(What this task involves):
Exactly the lines from the one containing "Transcribe this image's" through the final line of the data are to be written out again, with nothing added.

App and web page records
- - - -

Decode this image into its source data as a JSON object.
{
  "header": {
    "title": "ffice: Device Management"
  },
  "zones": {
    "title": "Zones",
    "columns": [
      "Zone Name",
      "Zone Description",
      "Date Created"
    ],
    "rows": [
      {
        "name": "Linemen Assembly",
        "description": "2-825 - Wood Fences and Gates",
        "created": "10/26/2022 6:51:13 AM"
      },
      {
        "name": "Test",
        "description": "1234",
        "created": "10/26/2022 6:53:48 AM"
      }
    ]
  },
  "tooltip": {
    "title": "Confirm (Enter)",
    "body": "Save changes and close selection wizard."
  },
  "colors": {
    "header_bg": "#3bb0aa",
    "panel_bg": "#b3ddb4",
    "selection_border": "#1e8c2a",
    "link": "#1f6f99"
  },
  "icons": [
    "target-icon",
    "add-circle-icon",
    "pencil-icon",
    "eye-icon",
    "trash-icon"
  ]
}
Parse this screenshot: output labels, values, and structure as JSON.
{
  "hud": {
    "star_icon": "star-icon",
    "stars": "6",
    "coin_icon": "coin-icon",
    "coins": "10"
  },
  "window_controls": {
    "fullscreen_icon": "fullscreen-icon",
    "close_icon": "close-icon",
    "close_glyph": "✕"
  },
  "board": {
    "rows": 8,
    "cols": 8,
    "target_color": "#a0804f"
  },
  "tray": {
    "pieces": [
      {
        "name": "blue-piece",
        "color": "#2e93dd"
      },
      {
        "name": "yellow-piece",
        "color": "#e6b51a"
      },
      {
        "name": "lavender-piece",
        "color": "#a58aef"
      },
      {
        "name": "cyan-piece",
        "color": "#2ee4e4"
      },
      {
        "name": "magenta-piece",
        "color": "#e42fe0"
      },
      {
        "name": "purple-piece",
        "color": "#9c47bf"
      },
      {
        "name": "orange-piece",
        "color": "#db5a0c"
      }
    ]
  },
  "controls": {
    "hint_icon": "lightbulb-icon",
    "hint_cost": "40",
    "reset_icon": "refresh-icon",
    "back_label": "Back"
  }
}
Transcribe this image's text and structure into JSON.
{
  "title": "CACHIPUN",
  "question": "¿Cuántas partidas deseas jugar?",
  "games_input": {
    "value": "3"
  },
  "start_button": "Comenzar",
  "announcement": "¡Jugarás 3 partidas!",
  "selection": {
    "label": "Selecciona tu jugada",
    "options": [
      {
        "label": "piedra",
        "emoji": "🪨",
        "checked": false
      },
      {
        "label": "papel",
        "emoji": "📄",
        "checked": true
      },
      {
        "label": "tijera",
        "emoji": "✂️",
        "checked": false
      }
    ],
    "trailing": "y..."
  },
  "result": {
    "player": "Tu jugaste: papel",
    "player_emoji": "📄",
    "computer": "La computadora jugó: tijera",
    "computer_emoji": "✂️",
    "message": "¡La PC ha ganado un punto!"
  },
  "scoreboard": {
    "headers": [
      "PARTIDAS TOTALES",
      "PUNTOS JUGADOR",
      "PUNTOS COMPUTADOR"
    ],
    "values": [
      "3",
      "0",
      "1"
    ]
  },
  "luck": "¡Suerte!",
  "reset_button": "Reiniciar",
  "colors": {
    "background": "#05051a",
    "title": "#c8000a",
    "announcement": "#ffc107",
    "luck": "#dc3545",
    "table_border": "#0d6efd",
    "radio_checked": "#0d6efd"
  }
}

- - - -

(Solved exercise):
Transcribe this image's text and structure into JSON.
{
  "title": "CACHIPUN",
  "question": "¿Cuántas partidas deseas jugar?",
  "games_input": {
    "value": "3"
  },
  "start_button": "Comenzar",
  "announcement": "¡Jugarás 3 partidas!",
  "selection": {
    "label": "Selecciona tu jugada",
    "options": [
      {
        "label": "piedra",
        "emoji": "🪨",
        "checked": false
      },
      {
        "label": "papel",
        "emoji": "📄",
        "checked": true
      },
      {
        "label": "tijera",
        "emoji": "✂️",
        "checked": false
      }
    ],
    "trailing": "y..."
  },
  "result": {
    "player": "Tu jugaste: papel",
    "player_emoji": "📄",
    "computer": "La computadora jugó: tijera",
    "computer_emoji": "✂️",
    "message": "¡La PC ha ganado un punto!"
  },
  "scoreboard": {
    "headers": [
      "PARTIDAS TOTALES",
      "PUNTOS JUGADOR",
      "PUNTOS COMPUTADOR"
    ],
    "values": [
      "3",
      "0",
      "1"
    ]
  },
  "luck": "¡Suerte!",
  "reset_button": "Reiniciar",
  "colors": {
    "background": "#05051a",
    "title": "#c8000a",
    "announcement": "#ffc107",
    "luck": "#dc3545",
    "table_border": "#0d6efd",
    "radio_checked": "#0d6efd"
  }
}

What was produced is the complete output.